Go through the data and count each line that has the string "ŚRODKI". Give that count alone.
╭─ Data provided
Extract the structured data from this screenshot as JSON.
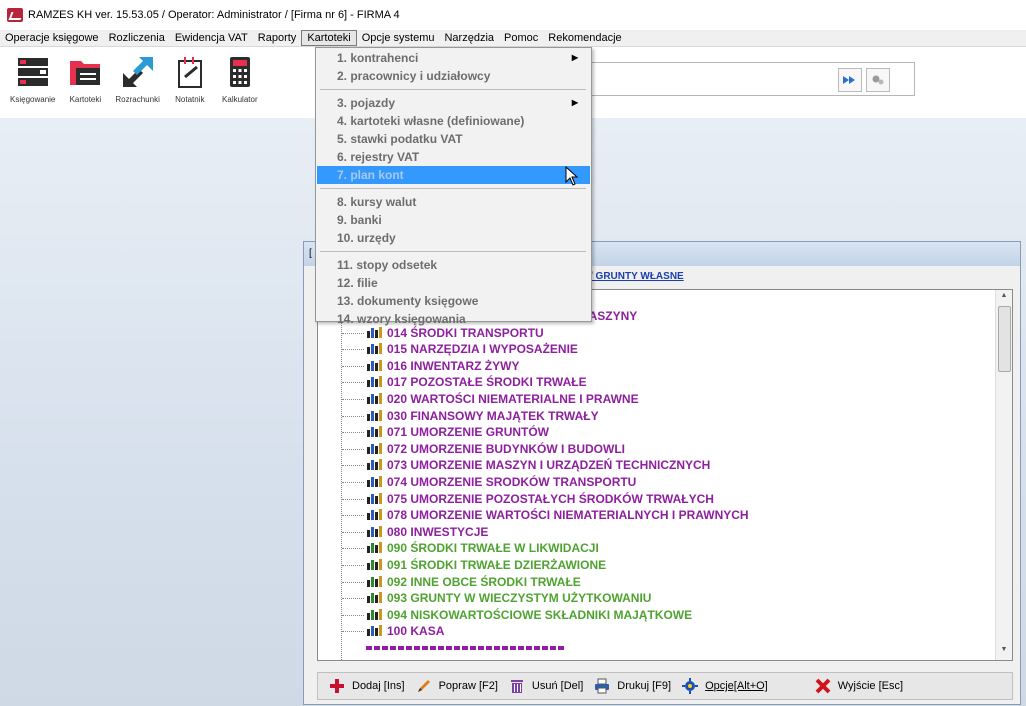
{
  "app": {
    "title": "RAMZES KH ver. 15.53.05 /  Operator: Administrator /  [Firma nr 6] - FIRMA 4"
  },
  "menubar": [
    {
      "label": "Operacje księgowe"
    },
    {
      "label": "Rozliczenia"
    },
    {
      "label": "Ewidencja VAT"
    },
    {
      "label": "Raporty"
    },
    {
      "label": "Kartoteki",
      "active": true
    },
    {
      "label": "Opcje systemu"
    },
    {
      "label": "Narzędzia"
    },
    {
      "label": "Pomoc"
    },
    {
      "label": "Rekomendacje"
    }
  ],
  "toolbar": [
    {
      "label": "Księgowanie",
      "icon": "ledger-icon"
    },
    {
      "label": "Kartoteki",
      "icon": "folder-icon"
    },
    {
      "label": "Rozrachunki",
      "icon": "arrows-icon"
    },
    {
      "label": "Notatnik",
      "icon": "notepad-icon"
    },
    {
      "label": "Kalkulator",
      "icon": "calculator-icon"
    }
  ],
  "dropdown": {
    "items": [
      {
        "label": "1. kontrahenci",
        "submenu": true
      },
      {
        "label": "2. pracownicy i udziałowcy"
      },
      {
        "sep": true
      },
      {
        "label": "3. pojazdy",
        "submenu": true
      },
      {
        "label": "4. kartoteki własne (definiowane)"
      },
      {
        "label": "5. stawki podatku VAT"
      },
      {
        "label": "6. rejestry VAT"
      },
      {
        "label": "7. plan kont",
        "highlighted": true
      },
      {
        "sep": true
      },
      {
        "label": "8. kursy walut"
      },
      {
        "label": "9. banki"
      },
      {
        "label": "10. urzędy"
      },
      {
        "sep": true
      },
      {
        "label": "11. stopy odsetek"
      },
      {
        "label": "12. filie"
      },
      {
        "label": "13. dokumenty księgowe"
      },
      {
        "label": "14. wzory księgowania"
      }
    ]
  },
  "inner_window": {
    "breadcrumb": "/ GRUNTY WŁASNE",
    "accounts": [
      {
        "label": "013 URZĄDZENIA TECHNICZNE I MASZYNY",
        "color": "#8e1f9e",
        "kind": "asset"
      },
      {
        "label": "014 ŚRODKI TRANSPORTU",
        "color": "#8e1f9e",
        "kind": "asset"
      },
      {
        "label": "015 NARZĘDZIA I WYPOSAŻENIE",
        "color": "#8e1f9e",
        "kind": "asset"
      },
      {
        "label": "016 INWENTARZ ŻYWY",
        "color": "#8e1f9e",
        "kind": "asset"
      },
      {
        "label": "017 POZOSTAŁE ŚRODKI TRWAŁE",
        "color": "#8e1f9e",
        "kind": "asset"
      },
      {
        "label": "020 WARTOŚCI NIEMATERIALNE I PRAWNE",
        "color": "#8e1f9e",
        "kind": "asset"
      },
      {
        "label": "030 FINANSOWY MAJĄTEK TRWAŁY",
        "color": "#8e1f9e",
        "kind": "asset"
      },
      {
        "label": "071 UMORZENIE GRUNTÓW",
        "color": "#8e1f9e",
        "kind": "asset"
      },
      {
        "label": "072 UMORZENIE BUDYNKÓW I BUDOWLI",
        "color": "#8e1f9e",
        "kind": "asset"
      },
      {
        "label": "073 UMORZENIE MASZYN I URZĄDZEŃ TECHNICZNYCH",
        "color": "#8e1f9e",
        "kind": "asset"
      },
      {
        "label": "074 UMORZENIE SRODKÓW TRANSPORTU",
        "color": "#8e1f9e",
        "kind": "asset"
      },
      {
        "label": "075 UMORZENIE POZOSTAŁYCH ŚRODKÓW TRWAŁYCH",
        "color": "#8e1f9e",
        "kind": "asset"
      },
      {
        "label": "078 UMORZENIE WARTOŚCI NIEMATERIALNYCH I PRAWNYCH",
        "color": "#8e1f9e",
        "kind": "asset"
      },
      {
        "label": "080 INWESTYCJE",
        "color": "#8e1f9e",
        "kind": "asset"
      },
      {
        "label": "090 ŚRODKI TRWAŁE W LIKWIDACJI",
        "color": "#4fa331",
        "kind": "offbalance"
      },
      {
        "label": "091 ŚRODKI TRWAŁE DZIERŻAWIONE",
        "color": "#4fa331",
        "kind": "offbalance"
      },
      {
        "label": "092 INNE OBCE ŚRODKI TRWAŁE",
        "color": "#4fa331",
        "kind": "offbalance"
      },
      {
        "label": "093 GRUNTY W WIECZYSTYM UŻYTKOWANIU",
        "color": "#4fa331",
        "kind": "offbalance"
      },
      {
        "label": "094 NISKOWARTOŚCIOWE SKŁADNIKI MAJĄTKOWE",
        "color": "#4fa331",
        "kind": "offbalance"
      },
      {
        "label": "100 KASA",
        "color": "#8e1f9e",
        "kind": "asset"
      }
    ]
  },
  "bottom_bar": [
    {
      "label": "Dodaj  [Ins]",
      "icon": "plus-icon",
      "color": "#c8102e"
    },
    {
      "label": "Popraw  [F2]",
      "icon": "pencil-icon",
      "color": "#e07a1a"
    },
    {
      "label": "Usuń  [Del]",
      "icon": "trash-icon",
      "color": "#7b3fa0"
    },
    {
      "label": "Drukuj  [F9]",
      "icon": "printer-icon",
      "color": "#2d5fa8"
    },
    {
      "label": "Opcje[Alt+O]",
      "icon": "gear-icon",
      "color": "#1a4fb5"
    },
    {
      "label": "Wyjście  [Esc]",
      "icon": "close-icon",
      "color": "#d0141c"
    }
  ]
}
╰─
● Output for this task: 5